• Type: Mammal
• Size: Male- 30 to 45 cm; Female- 29 to 42 cm
• Weight: Male- 800 to 1200 grams; Female- 700 to 1020 grams
• Diet: Omnivore
• Ave. Life Span: Wild- 12 years; In captivity- 25 years
• Group Name: Troop
The Titi Monkey is a New World monkey that inhabits the South America, including Brazil, Peru, Colombia, Paraguay, and Bolivia. They have varying colors, but the most common ones include brown, black, red, and gray. Its fur is soft, and its undersides have a lighter color compared to the upperside.
They prefer living in dense forests with access to water, and are more active during the day. Titi monkeys got their German name (which means jumping monkey) because of their fondness of leaping from one branch to another.
They are highly territorial animals, which keep intruders away by making noises and chasing them off. Normally, they live in groups composed of around 3 to 7 individuals. They mate with one partner for the rest of their lives, and females typically give birth to only one baby. Gestation lasts for approximately 5 moths, and juveniles are weaned once they reach 5 months old. After one year, they will reach full maturity and will leave their group after about 2-3 years to look for a mate.
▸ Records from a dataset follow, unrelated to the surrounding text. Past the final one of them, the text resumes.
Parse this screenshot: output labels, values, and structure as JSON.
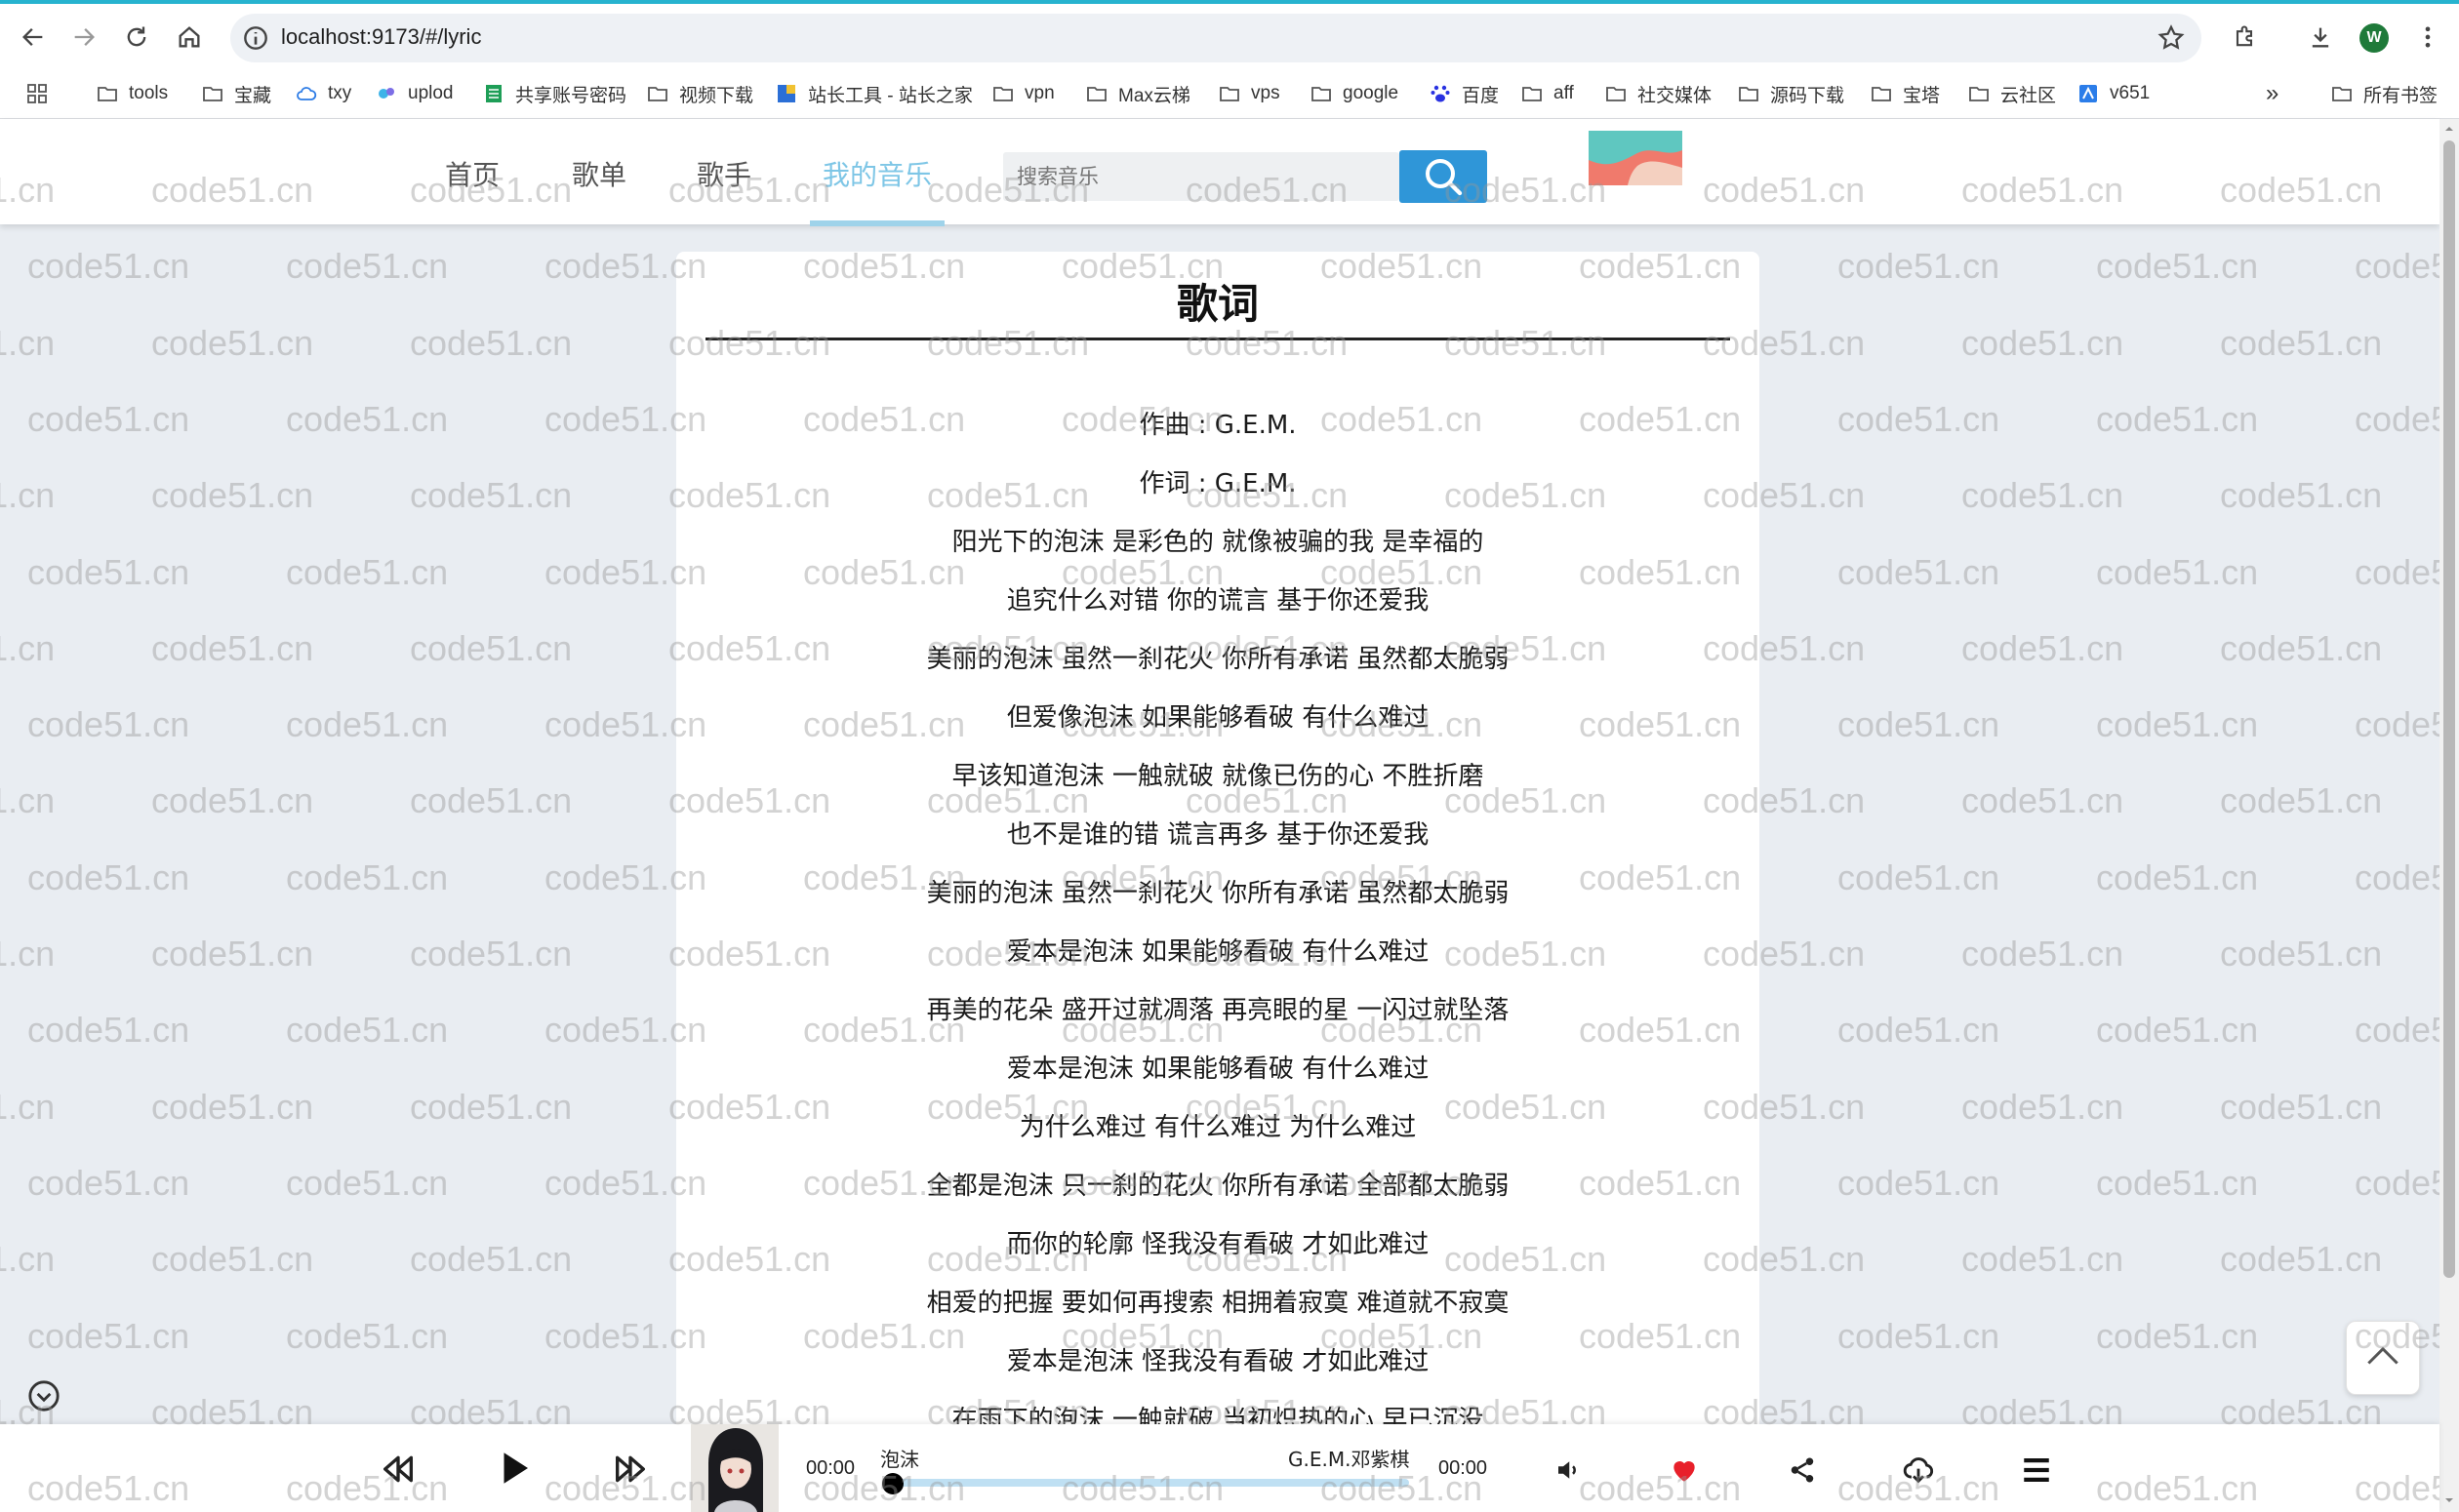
{
  "browser": {
    "url": "localhost:9173/#/lyric",
    "profile_initial": "W",
    "bookmarks": [
      "tools",
      "宝藏",
      "txy",
      "uplod",
      "共享账号密码",
      "视频下载",
      "站长工具 - 站长之家",
      "vpn",
      "Max云梯",
      "vps",
      "google",
      "百度",
      "aff",
      "社交媒体",
      "源码下载",
      "宝塔",
      "云社区",
      "v651"
    ],
    "all_bookmarks": "所有书签",
    "overflow": "»"
  },
  "watermark": "code51.cn",
  "nav": {
    "items": [
      "首页",
      "歌单",
      "歌手",
      "我的音乐"
    ],
    "search_placeholder": "搜索音乐"
  },
  "lyric": {
    "title": "歌词",
    "lines": [
      "作曲 : G.E.M.",
      "作词 : G.E.M.",
      "阳光下的泡沫 是彩色的 就像被骗的我 是幸福的",
      "追究什么对错 你的谎言 基于你还爱我",
      "美丽的泡沫 虽然一刹花火 你所有承诺 虽然都太脆弱",
      "但爱像泡沫 如果能够看破 有什么难过",
      "早该知道泡沫 一触就破 就像已伤的心 不胜折磨",
      "也不是谁的错 谎言再多 基于你还爱我",
      "美丽的泡沫 虽然一刹花火 你所有承诺 虽然都太脆弱",
      "爱本是泡沫 如果能够看破 有什么难过",
      "再美的花朵 盛开过就凋落 再亮眼的星 一闪过就坠落",
      "爱本是泡沫 如果能够看破 有什么难过",
      "为什么难过 有什么难过 为什么难过",
      "全都是泡沫 只一刹的花火 你所有承诺 全部都太脆弱",
      "而你的轮廓 怪我没有看破 才如此难过",
      "相爱的把握 要如何再搜索 相拥着寂寞 难道就不寂寞",
      "爱本是泡沫 怪我没有看破 才如此难过",
      "在雨下的泡沫 一触就破 当初炽热的心 早已沉没"
    ]
  },
  "player": {
    "current_time": "00:00",
    "total_time": "00:00",
    "song": "泡沫",
    "artist": "G.E.M.邓紫棋",
    "progress": 0,
    "liked": true,
    "like_color": "#e8202a"
  }
}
According to the International Union for Conservation of Nature, the Andean Titi Monkey and Blond Titi Monkey are listed as Critically Endangered. On the other hand, the Beni Titi Monkey is categorized as Endangered, and the Black-fronted Titi Monkey is classified as Near Threatened. Some of the major threats to their population include loss of habitat, habitat fragmentation, and hunting.